=== Task input ===

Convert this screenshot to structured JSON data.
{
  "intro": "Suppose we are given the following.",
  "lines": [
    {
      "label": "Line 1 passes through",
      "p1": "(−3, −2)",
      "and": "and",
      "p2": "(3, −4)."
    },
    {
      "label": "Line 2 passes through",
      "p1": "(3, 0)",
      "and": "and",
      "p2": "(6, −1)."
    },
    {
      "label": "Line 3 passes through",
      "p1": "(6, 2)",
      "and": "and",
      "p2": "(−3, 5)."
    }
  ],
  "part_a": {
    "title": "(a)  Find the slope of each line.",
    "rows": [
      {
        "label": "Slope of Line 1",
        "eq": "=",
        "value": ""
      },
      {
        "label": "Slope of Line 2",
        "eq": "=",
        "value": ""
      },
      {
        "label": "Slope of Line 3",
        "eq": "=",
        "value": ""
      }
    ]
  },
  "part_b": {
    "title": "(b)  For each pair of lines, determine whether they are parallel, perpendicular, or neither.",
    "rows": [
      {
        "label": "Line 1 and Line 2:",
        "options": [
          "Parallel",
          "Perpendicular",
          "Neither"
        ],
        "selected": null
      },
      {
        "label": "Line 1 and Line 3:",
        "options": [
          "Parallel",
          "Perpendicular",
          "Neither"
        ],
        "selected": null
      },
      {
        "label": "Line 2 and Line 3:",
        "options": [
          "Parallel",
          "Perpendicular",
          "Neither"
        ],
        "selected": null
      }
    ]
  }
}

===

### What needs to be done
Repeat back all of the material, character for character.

### Solution to this exercise
Convert this screenshot to structured JSON data.
{
  "intro": "Suppose we are given the following.",
  "lines": [
    {
      "label": "Line 1 passes through",
      "p1": "(−3, −2)",
      "and": "and",
      "p2": "(3, −4)."
    },
    {
      "label": "Line 2 passes through",
      "p1": "(3, 0)",
      "and": "and",
      "p2": "(6, −1)."
    },
    {
      "label": "Line 3 passes through",
      "p1": "(6, 2)",
      "and": "and",
      "p2": "(−3, 5)."
    }
  ],
  "part_a": {
    "title": "(a)  Find the slope of each line.",
    "rows": [
      {
        "label": "Slope of Line 1",
        "eq": "=",
        "value": ""
      },
      {
        "label": "Slope of Line 2",
        "eq": "=",
        "value": ""
      },
      {
        "label": "Slope of Line 3",
        "eq": "=",
        "value": ""
      }
    ]
  },
  "part_b": {
    "title": "(b)  For each pair of lines, determine whether they are parallel, perpendicular, or neither.",
    "rows": [
      {
        "label": "Line 1 and Line 2:",
        "options": [
          "Parallel",
          "Perpendicular",
          "Neither"
        ],
        "selected": null
      },
      {
        "label": "Line 1 and Line 3:",
        "options": [
          "Parallel",
          "Perpendicular",
          "Neither"
        ],
        "selected": null
      },
      {
        "label": "Line 2 and Line 3:",
        "options": [
          "Parallel",
          "Perpendicular",
          "Neither"
        ],
        "selected": null
      }
    ]
  }
}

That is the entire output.